In 30 years as a Vancouver Public Schools educator, Marshall Elementary principal Bobbi Geenty had what she called the “best day ever” welcoming kindergarten students this week to her school.
“This,” Geenty said Tuesday, the second day of hybrid learning for the district’s youngest learners, “was the highlight of my principal career.”
This week, Marshall, along with 20 other elementaries districtwide, brought kindergartners to the classroom more than three weeks after local districts worked with Clark County Public Health to have small groups of students inside school buildings for in-person learning.
The district said a recent survey showed that 13.4 percent of kindergarten families are choosing to stay in full remote learning.
For Geenty and her staff, seeing students not through a screen for the first time Monday felt special in more ways than one. No classes of students have graced Marshall’s hallways since construction on the new building finished in March.
The goal this week is to get students to learn their new surroundings, the principal said.
“They know who their teachers are, they know who their classmates are,” Geenty said, “so really, it’s about learning your new school and how school works in a building.”
Superintendents of all nine of Clark County’s school districts agreed on Oct. 26 to bring small groups of kindergarten students to the classroom in a hybrid format. But in the weeks since, COVID-19 numbers have risen significantly — including a single-day record of 277 new cases and a two-week rate of 254.45 new cases per 100,000 population.

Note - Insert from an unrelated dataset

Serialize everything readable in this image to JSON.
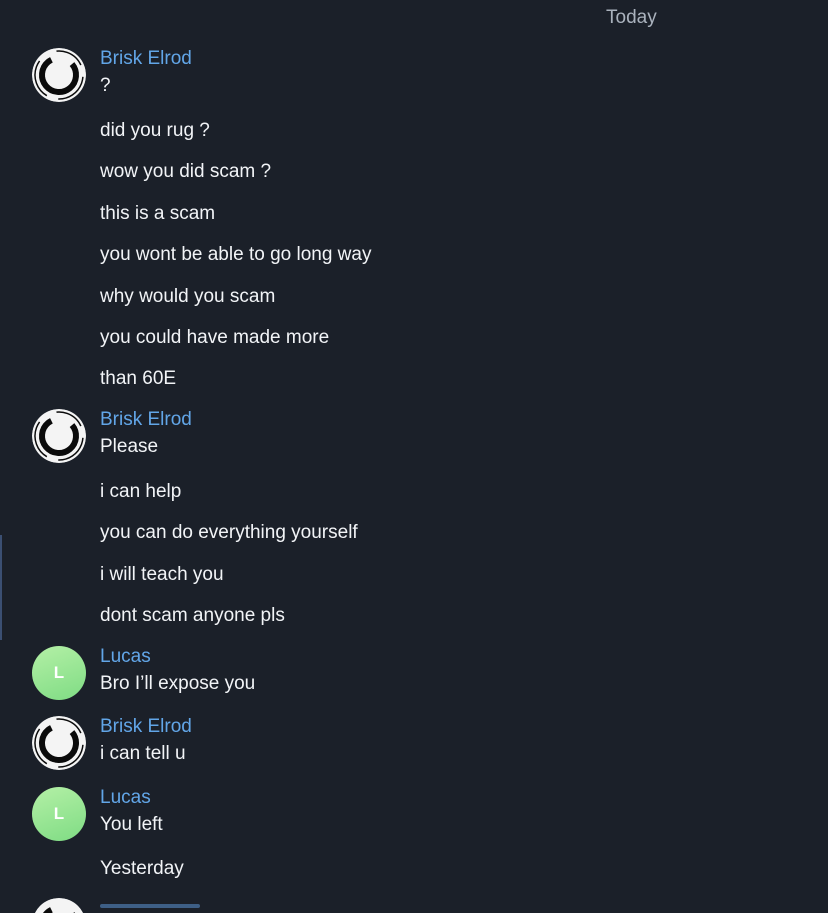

State guidance for counties with high COVID-19 activity allows for in-person education in small groups for the highest need students, such as students with disabilities, students living homeless, those farthest from educational justice and younger learners.
Clark County Public Health spokesperson Marissa Armstrong said the state’s guidance does not require school districts to get health department approval of their plans, though local districts continue to collaborate with the department. She said Public Health reviewed the school districts’ plans to bring small groups into schools for in-person learning and agreed those plans aligned with state guidance.
In September, Evergreen Public Schools launched a pilot program at four schools to bring kindergartners to class in four pods of five students. That expanded to all 22 district elementary schools by Sept. 28, said district spokesperson Gail Spolar.
Despite rising COVID-19 cases, Brett Henry, a parent of an Emerald Elementary kindergartner, said he and his wife feel safe sending their son to in-person learning two days per week. They’ve watched their oldest child grow immensely in seven weeks of hybrid learning.
“I’d be lying if I said it wasn’t a concern,” Henry said, “but it’s weighing the benefits versus the risks. What it does for us is makes us choose between other things in our lives.”
Back at Marshall inside Molly Davenport’s classroom on Tuesday, seven of Davenport’s 12 students enjoyed their second day of in-person learning. Students are separated into two pods and attend school two days a week, three hours a day. The remaining five students begin their first days of in-person learning Thursday.
Five-year-old Jade Westbrooks said she’s already made lots of friends among her classmates, and enjoyed Tuesday’s writing time. Classmate Adalyn Wyenberg, also 5, said she was excited to be at her new school — “I like going to the playground,” she said — and being part of the first students to be at the new Marshall. She was proud to show off her self-portrait artwork displayed in the hallway outside her classroom.
“I like that there’s a lot of the rainbow stuff,” Adalyn said, pointing to surrounding artwork in the hall.